As the surprise box-office success story of the last six months or so, Michael Gracey’s “The Greatest Showman” indicated that contrary to the film’s sniffy critical reception, there is indeed an audience for glitzy, period-inflected, fanfare-filled stories of life beneath the Big Top. But its word-of-mouth slow build to moneymaking, cult-spawning juggernaut status is unlikely to be replicated by Brazilian veteran Carlos Diegues’ return to the directing fray with “The Great Mystical Circus.”
After a decade spent nurturing other talents from the region (including an associate producer credit on Kleber Mendonça Filho’s superb “Aquarius”) Diegues, a Cinema Novo pioneer with such titles as “Bye Bye Brazil,” “Ganga Zumba,” and “Quilombo” under his belt, essays his own take on circus maximalism, but delivers a magical realist misfire; an uncomfortably soapy high-wire act that stumbles right out the gate and never stops tumbling.
Based on a poem by celebrated Brazilian polymath Jorge de Lima, “The Great Mystical Circus” tracks five generations of Austrian family circus performers, and the mysteriously ageless, androgynous Master of Ceremonies, Celavi (Jesuíta Barbosa) who provides gnomic commentary on their rise and fall. It begins in 1910 when wealthy young doctor and unwitting aristocrat Frederic Knieps (Rafael Lozano), falls for a willful exotic dancer (Bruna Linzmeyer) and buys her a circus to perform in as a pledge of his troth.
Their daughter inherits the circus but grows up to be a mousy, timid thing (Marina Provenzzano) in thrall to an obviously duplicitous, sneering French mime, played by Vincent Cassel, who marries her for her money and then absconds with it, confirming every negative assumption one ever might have had about mimes. He does, however, have an enormous penis, which practically takes his future wife’s eye out when she glimpses it through a keyhole, so there’s that.

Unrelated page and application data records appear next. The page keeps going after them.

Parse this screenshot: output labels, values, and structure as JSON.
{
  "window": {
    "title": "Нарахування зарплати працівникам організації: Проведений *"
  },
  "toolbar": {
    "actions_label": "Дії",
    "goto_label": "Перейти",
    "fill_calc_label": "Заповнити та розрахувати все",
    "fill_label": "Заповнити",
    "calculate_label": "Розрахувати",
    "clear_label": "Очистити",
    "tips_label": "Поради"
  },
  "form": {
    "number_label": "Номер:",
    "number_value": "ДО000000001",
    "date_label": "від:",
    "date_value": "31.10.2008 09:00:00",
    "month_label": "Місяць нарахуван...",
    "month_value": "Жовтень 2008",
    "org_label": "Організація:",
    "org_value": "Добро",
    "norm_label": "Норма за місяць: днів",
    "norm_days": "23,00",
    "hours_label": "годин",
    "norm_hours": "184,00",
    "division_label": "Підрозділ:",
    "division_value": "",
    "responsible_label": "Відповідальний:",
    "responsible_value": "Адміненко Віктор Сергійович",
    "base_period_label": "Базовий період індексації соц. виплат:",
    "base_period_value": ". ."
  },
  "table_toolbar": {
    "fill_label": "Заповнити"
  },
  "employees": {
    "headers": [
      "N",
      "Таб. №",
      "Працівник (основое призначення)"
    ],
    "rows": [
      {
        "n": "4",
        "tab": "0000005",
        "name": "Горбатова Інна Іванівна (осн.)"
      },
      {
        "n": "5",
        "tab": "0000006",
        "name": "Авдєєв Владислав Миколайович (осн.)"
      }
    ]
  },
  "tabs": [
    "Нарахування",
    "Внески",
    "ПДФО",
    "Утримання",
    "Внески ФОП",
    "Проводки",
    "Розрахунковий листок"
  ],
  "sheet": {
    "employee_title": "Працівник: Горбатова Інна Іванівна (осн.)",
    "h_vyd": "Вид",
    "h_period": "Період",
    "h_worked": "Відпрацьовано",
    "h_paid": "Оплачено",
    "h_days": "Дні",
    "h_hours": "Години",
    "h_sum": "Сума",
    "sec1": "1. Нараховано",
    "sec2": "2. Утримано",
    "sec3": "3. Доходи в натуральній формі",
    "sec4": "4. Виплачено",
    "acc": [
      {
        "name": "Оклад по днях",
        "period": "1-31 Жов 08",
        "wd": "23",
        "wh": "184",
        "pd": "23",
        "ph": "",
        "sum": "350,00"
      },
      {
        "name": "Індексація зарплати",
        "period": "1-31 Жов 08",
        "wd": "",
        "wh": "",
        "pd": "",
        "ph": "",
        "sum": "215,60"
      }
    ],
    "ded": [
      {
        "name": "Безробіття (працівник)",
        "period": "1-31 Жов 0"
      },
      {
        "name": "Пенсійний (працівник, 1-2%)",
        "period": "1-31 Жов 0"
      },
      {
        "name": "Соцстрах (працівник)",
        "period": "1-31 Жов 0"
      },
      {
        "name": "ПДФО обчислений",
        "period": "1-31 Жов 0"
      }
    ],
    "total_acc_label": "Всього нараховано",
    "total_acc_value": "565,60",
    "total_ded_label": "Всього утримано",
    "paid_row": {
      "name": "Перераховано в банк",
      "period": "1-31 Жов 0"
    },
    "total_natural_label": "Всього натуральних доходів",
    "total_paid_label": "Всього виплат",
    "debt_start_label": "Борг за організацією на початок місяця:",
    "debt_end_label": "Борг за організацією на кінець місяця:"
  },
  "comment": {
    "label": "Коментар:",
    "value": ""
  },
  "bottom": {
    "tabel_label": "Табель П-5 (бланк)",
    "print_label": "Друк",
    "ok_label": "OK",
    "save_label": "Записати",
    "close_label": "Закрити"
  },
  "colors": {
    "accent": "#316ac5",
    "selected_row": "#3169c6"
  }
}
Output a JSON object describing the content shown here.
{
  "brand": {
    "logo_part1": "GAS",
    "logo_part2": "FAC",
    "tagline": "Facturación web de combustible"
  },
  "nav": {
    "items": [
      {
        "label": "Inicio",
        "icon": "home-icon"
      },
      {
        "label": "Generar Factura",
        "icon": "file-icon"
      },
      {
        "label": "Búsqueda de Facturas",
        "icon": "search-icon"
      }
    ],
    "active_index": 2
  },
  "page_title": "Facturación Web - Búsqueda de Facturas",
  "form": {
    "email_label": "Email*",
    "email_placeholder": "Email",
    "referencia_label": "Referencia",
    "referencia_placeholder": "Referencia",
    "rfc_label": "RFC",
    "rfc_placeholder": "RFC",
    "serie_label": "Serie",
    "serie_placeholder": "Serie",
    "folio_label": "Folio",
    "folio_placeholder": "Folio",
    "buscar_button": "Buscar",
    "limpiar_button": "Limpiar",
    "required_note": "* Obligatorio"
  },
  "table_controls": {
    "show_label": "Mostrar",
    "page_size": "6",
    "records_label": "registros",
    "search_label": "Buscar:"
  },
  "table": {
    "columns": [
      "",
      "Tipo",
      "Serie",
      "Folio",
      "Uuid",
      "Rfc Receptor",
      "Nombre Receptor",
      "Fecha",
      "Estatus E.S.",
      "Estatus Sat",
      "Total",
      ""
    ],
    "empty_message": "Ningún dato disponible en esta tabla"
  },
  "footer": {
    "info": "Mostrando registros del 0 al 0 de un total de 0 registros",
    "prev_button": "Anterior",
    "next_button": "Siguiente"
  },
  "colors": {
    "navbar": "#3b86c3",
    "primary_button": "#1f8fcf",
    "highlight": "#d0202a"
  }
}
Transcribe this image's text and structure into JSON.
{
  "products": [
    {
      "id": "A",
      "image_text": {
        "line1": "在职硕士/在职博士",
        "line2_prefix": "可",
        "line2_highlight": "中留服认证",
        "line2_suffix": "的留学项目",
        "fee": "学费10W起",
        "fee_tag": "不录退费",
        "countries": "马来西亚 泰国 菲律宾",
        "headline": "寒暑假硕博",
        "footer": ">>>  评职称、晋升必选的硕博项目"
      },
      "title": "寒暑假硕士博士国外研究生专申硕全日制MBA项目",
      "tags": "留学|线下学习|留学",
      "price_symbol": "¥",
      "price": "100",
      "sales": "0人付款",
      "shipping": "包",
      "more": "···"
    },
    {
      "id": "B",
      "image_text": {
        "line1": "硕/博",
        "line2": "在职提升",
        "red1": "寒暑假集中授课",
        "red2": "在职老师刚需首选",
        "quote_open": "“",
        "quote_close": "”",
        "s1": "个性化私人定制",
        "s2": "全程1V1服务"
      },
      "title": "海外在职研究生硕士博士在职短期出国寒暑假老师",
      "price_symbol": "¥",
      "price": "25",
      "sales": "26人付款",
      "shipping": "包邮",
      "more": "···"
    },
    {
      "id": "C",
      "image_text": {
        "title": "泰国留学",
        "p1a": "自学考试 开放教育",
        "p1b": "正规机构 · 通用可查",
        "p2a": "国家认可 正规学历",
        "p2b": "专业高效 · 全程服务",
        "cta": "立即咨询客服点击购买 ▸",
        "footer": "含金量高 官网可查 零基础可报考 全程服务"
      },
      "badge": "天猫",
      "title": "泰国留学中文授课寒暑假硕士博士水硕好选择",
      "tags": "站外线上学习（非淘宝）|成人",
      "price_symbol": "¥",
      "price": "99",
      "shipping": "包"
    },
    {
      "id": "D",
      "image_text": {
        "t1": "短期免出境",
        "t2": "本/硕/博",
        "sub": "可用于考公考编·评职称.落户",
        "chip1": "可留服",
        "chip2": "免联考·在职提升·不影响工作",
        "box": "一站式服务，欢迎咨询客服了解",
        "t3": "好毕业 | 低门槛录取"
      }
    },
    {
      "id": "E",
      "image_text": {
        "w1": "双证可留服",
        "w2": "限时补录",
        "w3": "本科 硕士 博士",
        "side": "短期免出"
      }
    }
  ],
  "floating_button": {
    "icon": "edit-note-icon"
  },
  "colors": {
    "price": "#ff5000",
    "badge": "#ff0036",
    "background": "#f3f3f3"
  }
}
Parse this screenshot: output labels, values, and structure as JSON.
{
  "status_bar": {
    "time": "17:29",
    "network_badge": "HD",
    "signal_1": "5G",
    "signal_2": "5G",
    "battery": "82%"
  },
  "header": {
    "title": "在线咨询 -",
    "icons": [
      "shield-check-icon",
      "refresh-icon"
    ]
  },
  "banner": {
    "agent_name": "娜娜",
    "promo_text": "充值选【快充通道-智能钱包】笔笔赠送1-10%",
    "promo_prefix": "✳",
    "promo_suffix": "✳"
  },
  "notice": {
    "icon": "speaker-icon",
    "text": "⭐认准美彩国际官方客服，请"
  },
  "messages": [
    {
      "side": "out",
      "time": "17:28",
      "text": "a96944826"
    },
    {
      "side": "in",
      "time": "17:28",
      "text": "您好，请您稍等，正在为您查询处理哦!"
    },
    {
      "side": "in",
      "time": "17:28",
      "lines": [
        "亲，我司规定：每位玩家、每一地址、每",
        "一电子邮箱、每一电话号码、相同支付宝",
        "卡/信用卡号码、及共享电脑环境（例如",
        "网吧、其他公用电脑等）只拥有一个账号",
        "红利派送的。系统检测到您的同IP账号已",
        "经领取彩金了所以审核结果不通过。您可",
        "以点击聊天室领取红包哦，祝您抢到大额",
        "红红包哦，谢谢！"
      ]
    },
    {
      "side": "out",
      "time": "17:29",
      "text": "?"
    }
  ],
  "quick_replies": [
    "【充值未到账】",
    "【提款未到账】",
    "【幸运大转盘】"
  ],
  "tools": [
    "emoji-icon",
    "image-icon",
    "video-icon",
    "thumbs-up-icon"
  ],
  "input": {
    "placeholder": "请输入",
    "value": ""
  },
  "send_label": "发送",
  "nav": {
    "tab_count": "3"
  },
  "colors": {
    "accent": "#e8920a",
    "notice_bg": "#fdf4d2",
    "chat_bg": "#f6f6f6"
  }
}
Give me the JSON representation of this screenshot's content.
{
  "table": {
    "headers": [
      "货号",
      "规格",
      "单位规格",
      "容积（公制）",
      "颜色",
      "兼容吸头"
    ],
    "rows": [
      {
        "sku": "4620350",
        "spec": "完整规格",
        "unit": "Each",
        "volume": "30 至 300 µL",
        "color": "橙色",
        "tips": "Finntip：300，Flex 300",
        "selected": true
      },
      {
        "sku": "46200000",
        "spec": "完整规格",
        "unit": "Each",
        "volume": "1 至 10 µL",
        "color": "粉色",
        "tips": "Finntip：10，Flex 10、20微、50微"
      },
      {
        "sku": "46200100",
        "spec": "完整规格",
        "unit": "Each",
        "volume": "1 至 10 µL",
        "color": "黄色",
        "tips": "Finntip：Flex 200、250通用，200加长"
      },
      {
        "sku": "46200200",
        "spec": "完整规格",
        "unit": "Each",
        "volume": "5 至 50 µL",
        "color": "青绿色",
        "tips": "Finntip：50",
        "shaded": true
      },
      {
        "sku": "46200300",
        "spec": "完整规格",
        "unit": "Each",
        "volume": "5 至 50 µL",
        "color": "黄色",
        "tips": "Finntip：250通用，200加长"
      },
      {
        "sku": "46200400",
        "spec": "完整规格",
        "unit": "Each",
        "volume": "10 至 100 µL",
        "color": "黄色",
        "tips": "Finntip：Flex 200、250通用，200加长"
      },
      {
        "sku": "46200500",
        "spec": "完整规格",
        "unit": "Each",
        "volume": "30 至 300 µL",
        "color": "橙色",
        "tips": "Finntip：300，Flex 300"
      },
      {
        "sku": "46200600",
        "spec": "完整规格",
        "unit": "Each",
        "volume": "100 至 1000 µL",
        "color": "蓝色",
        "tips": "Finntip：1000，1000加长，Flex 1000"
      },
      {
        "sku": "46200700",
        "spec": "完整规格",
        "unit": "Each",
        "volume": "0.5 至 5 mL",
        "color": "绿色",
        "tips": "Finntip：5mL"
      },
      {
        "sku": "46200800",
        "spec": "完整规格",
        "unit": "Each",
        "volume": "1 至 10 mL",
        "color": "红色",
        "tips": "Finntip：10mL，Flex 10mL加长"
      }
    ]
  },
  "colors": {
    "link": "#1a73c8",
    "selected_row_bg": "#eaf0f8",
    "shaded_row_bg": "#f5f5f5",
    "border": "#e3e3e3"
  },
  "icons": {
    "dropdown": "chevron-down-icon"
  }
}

With accelerating speed and somehow decreasing engagement, Diegues whips through the next couple of generations of the Knieps clan, with the enterprise now under the stewardship of Margarete (Mariana Ximenes), a talented trapeze artist who longs to be a nun — to run away from the circus. And who could blame her, when under its increasingly tatty canvas, the place slides ever further into decline, its First Family beset by drug addiction, rape, suicide, sexual confusion, incest and terminal whimsy?
Every now and then a musical number perks things up a little (the songs, by Chico Buarque and Edu Lobo are borrowed from a 1980s musical adaptation of the same poem, and are pleasant enough distractions, if lacking the full-throated razzmatazz of a “This Is Me”). Less successfully, Celavi, who has apparently supped not only from the font of eternal youth but the wellspring of eternal irritation too, pops up intermittently to gurn and preen and wink at the viewer and remind us how very mystical it all is.
So you get the picture: Beautiful contortionists die in childbirth onstage, midwifed by tumbling clowns and lion tamers; well-endowed Pierrot-faced seducers painfully deflower quivering virgins; loinclothed strong men rape pious trapeze artists; giggling twin girl-ninnies end up incestuously involved with their own father and being prostituted to support the failing circus, despite the fact that, apparently, they can fly. “The Great Mystical Circus” has little holding all this malarkey together except a mile-wide streak of unexamined sexism that mistakes bawdiness and frequent female nudity for the kind of perfumed eroticism that itself went out of fashion along with the sinister pageantry and animal cruelty of the classic three-ring circus.
After 100 incident-packed years, the film ends in what’s apparently meant to be nearly contemporary times, with chuckling fatcats goggling in wonder as the last descendants of the pretty Belle Epoque dancer and her smitten beau (Louise and Amanda Britto) twirl nakedly above them in mid-air. And despite that long, storied century of baroque shenanigans, the effect of the film is similarly weightless. Celavi’s name is a play on his regular refrain of “C’est la vie!” of course, but “The Great Mystical Circus” is not life, and is not even the grand guignol spectacle of its ambitions; it is, at best, a sideshow.